As previous weeks of Circular Economy Month have discussed, a circular economy has three major benefits: environmental, social, and economic. The final week of the campaign looks at the social and economic benefits of circularity.
What social and economic benefits come from adopting a circular economy?
Our society and economy are highly linked to one another. A circular economy presents many social and economic opportunities and benefits.
- Creation of new and meaningful jobs
- Provision of equitable opportunities (skills development, training) for all members of society
- Healthier public spaces through the reduction of greenhouse gas emissions, reduction of waste in the environment, reduction of distances of goods travelled, etc. (For more environmental benefits, see Week 2 content.)
- The building / repatriation a manufacturing base in Canada (which shortens the supply chain and reduces its complexity)
- The growth of local economies
- Increased financial savings
Facts, Stats, and Resources
- In just six circular industrial sectors in Canada, a 2019 report commissioned by Environment and Climate Change Canada found that 371,000 - 379,000 jobs had been created while 1.6 million tonnes of CO2e annual emissions were avoided. Even with limited data, these sectors saved 470,000 tonnes of material from the landfill!
- The value retention processing market (VRP; i.e. reuse, repair, refurbishment) of six circular industrial sectors generated approximately CAD $44 billion in 2019.
- In 2017, Canada's industrial sector accounted for 70 million tonnes of CO2 emitted, while the country's entire economy generated 720 million tonnes of CO2. The estimated 1.6 million tonnes of CO2e reduced in the six sectors studied in 2019 demonstrated, even at the study's conservative lower estimate, circular economy jobs and innovations were significant. Now, imagine if all industrial sectors across the country adopted circular approaches!
- A just transition to a circular economy should prioritize transparency, sustainability, fairness, and prosperity.
"With so many millions of jobs at stake, the transition towards the circular economy needs to be a just transition - based on social justice and decent work for all. To ensure that social and environmental progress go hand in hand, we must start valuing properly the people that make the circular economy work." -- Guy Ryder, International Labour Organization, WCEF 2021 Summary Report
Social priorities to support the circular economy
- Support, respect, and empower Indigenous leadership.
- Provide leadership opportunities, safe jobs, training, and capital for all communities, including youth, rural and remote communities, marginalized peoples, and the Global South.
- Implement policies and strategies to support circular innovation, such as circular procurement, taxation, investment, and trade.
- Integrate, in all business, political, and societal decisions, solutions based in circularity, low carbon, and nature.
- Work together in symbiotic relationships to accelerate lessons learned and share resources.

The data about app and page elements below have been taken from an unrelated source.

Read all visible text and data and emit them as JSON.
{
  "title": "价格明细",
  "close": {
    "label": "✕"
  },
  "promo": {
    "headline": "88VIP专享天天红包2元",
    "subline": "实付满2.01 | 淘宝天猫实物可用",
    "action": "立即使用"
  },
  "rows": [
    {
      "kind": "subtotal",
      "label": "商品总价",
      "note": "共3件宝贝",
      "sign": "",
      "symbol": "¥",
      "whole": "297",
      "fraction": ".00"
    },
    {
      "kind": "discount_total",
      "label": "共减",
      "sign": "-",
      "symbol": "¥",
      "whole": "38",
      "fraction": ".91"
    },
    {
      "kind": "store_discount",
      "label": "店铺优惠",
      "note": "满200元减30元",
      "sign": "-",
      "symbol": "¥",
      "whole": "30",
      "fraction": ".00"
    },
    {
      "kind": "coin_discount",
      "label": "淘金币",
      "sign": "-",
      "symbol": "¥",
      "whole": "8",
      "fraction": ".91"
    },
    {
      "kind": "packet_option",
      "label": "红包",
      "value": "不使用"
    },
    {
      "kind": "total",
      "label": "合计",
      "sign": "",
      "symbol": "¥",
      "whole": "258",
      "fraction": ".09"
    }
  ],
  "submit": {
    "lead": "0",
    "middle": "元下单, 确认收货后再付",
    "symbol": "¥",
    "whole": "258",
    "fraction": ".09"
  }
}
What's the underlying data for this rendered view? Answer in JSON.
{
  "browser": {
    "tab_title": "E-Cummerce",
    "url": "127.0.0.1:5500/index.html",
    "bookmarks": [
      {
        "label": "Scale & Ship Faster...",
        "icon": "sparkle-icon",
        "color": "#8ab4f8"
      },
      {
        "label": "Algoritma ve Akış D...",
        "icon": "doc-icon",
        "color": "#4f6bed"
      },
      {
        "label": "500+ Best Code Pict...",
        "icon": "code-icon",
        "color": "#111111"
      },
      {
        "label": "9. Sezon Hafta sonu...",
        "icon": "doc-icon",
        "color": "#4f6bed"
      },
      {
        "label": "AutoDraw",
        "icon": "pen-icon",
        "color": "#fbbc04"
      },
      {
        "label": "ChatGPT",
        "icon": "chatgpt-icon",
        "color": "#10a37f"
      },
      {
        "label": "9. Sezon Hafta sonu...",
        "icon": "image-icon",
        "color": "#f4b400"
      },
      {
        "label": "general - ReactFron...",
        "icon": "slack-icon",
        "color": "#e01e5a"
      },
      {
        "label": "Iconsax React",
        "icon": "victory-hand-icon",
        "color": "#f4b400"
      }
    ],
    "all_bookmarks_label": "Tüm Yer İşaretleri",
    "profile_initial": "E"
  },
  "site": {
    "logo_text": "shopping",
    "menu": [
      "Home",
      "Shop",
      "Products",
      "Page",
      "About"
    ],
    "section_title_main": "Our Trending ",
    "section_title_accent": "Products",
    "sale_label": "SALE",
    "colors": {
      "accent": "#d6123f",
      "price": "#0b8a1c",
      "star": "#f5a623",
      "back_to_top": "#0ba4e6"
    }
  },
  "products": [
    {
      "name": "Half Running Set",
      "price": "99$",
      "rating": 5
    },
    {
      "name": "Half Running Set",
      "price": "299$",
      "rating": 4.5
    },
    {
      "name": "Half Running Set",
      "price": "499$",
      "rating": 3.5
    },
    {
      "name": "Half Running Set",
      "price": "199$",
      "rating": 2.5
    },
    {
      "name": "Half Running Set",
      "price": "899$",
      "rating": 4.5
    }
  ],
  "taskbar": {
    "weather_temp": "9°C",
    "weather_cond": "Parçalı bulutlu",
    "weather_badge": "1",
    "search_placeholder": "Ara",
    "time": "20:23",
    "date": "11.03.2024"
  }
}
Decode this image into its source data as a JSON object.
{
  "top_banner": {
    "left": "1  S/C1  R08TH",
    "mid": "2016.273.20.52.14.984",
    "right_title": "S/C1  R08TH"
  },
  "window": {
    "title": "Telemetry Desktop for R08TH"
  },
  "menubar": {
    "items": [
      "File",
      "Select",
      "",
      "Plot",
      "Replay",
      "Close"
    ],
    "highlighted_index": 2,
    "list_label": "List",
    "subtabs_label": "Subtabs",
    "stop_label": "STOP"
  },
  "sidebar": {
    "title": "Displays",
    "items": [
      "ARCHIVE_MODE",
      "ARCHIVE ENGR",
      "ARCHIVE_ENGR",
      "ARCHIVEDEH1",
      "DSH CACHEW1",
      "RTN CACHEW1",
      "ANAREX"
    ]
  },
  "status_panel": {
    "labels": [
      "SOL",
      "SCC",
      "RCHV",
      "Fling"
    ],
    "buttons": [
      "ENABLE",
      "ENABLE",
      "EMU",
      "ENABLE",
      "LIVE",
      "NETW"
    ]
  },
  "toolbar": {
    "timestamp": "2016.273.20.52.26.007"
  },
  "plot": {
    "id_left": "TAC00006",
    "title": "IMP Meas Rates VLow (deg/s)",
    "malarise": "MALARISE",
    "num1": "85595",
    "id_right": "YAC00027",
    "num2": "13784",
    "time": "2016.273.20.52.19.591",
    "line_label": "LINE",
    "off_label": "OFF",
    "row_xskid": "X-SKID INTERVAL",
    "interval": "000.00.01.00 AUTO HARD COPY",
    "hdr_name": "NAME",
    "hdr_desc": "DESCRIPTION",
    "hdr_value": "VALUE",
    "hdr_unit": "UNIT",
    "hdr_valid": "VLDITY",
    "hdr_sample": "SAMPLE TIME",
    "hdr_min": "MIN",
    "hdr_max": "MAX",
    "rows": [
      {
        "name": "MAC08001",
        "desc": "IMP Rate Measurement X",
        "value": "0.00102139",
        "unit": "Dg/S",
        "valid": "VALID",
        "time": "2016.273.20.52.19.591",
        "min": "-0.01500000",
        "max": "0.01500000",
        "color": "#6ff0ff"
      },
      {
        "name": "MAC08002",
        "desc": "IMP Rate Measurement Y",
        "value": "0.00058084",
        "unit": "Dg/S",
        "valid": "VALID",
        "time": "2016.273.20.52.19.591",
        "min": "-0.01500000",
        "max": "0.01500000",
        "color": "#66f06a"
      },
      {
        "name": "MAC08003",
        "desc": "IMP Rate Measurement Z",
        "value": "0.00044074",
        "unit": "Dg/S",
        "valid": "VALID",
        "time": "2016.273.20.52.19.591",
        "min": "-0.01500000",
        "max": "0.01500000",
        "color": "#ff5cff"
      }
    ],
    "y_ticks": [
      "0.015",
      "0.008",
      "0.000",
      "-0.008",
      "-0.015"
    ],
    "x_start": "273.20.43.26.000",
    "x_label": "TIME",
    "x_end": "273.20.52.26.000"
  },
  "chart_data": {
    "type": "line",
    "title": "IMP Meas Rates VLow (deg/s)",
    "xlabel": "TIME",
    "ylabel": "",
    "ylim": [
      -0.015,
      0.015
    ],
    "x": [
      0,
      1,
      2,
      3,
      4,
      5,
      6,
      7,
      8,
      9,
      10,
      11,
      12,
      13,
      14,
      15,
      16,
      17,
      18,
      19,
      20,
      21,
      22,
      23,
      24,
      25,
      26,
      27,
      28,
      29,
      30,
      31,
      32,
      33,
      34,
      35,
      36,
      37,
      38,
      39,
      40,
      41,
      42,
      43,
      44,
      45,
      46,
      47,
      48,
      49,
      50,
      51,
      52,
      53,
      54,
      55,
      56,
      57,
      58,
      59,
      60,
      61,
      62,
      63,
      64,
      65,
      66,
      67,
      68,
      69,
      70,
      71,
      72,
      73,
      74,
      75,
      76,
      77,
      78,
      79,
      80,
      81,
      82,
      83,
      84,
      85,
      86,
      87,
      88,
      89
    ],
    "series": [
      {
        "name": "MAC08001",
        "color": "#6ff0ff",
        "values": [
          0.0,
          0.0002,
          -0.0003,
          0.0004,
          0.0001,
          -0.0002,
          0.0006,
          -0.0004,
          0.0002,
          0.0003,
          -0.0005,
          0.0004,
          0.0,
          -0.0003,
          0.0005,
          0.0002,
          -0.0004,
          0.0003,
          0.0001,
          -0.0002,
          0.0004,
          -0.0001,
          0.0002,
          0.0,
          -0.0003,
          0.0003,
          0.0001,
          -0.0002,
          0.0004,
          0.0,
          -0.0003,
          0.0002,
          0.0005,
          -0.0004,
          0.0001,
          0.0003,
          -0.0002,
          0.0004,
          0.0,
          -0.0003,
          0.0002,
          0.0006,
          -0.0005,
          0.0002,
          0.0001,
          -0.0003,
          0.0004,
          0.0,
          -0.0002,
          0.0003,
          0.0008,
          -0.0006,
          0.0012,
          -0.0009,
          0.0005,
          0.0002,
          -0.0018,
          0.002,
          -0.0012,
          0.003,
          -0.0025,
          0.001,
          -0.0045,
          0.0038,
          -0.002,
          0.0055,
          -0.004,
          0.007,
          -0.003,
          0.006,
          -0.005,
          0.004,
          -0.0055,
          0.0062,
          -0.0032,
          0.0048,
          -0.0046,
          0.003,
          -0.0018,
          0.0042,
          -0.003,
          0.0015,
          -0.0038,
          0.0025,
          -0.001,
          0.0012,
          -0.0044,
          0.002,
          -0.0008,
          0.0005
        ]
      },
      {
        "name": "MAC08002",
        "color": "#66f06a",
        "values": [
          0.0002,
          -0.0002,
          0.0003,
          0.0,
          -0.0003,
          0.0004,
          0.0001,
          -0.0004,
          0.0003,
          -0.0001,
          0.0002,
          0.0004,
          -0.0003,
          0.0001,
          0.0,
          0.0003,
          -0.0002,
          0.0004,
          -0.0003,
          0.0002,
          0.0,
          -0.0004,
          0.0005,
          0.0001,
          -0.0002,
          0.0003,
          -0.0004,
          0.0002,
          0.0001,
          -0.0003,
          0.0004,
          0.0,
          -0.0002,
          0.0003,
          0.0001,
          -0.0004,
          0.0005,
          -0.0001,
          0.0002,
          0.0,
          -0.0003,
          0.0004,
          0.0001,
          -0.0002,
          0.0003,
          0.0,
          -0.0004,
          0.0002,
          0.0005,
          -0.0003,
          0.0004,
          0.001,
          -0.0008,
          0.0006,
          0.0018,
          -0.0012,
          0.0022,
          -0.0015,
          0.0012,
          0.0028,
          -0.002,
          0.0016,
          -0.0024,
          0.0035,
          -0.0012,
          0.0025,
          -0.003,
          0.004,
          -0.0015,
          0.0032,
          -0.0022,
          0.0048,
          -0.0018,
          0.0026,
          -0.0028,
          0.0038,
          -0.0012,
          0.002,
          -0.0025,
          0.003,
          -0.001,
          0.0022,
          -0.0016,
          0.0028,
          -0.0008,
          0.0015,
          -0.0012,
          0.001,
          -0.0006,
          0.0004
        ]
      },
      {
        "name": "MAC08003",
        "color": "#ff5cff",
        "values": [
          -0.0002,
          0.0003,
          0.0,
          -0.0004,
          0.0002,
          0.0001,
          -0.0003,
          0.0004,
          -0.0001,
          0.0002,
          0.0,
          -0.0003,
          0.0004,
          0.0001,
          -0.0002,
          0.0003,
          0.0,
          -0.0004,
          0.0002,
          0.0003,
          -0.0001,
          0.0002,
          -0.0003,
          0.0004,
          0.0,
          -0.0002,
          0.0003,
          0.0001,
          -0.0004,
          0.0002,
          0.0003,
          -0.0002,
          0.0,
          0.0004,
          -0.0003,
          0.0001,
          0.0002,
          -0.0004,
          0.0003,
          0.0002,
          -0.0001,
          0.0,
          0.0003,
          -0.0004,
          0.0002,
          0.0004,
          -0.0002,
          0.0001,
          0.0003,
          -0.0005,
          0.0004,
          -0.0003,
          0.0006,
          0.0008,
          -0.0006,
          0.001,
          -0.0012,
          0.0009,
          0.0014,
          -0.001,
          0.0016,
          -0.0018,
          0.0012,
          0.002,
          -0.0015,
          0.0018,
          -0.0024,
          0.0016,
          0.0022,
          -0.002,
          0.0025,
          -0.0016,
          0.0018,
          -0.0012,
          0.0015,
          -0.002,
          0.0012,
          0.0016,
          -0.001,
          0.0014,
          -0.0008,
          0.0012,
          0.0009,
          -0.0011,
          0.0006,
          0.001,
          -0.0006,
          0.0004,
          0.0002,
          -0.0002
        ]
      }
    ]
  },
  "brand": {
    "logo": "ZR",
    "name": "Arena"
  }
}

- Socio-economic and environmental study of the Canadian remanufacturing sector and other value-retention processes in the context of a circular economy: Environment and Climate Change Canada via Oakdene Hollins and Dillon, 2019.
- World Circular Economy Forum 2021 Summary Report
- Get Involved in the Circular Economy: Government of Canada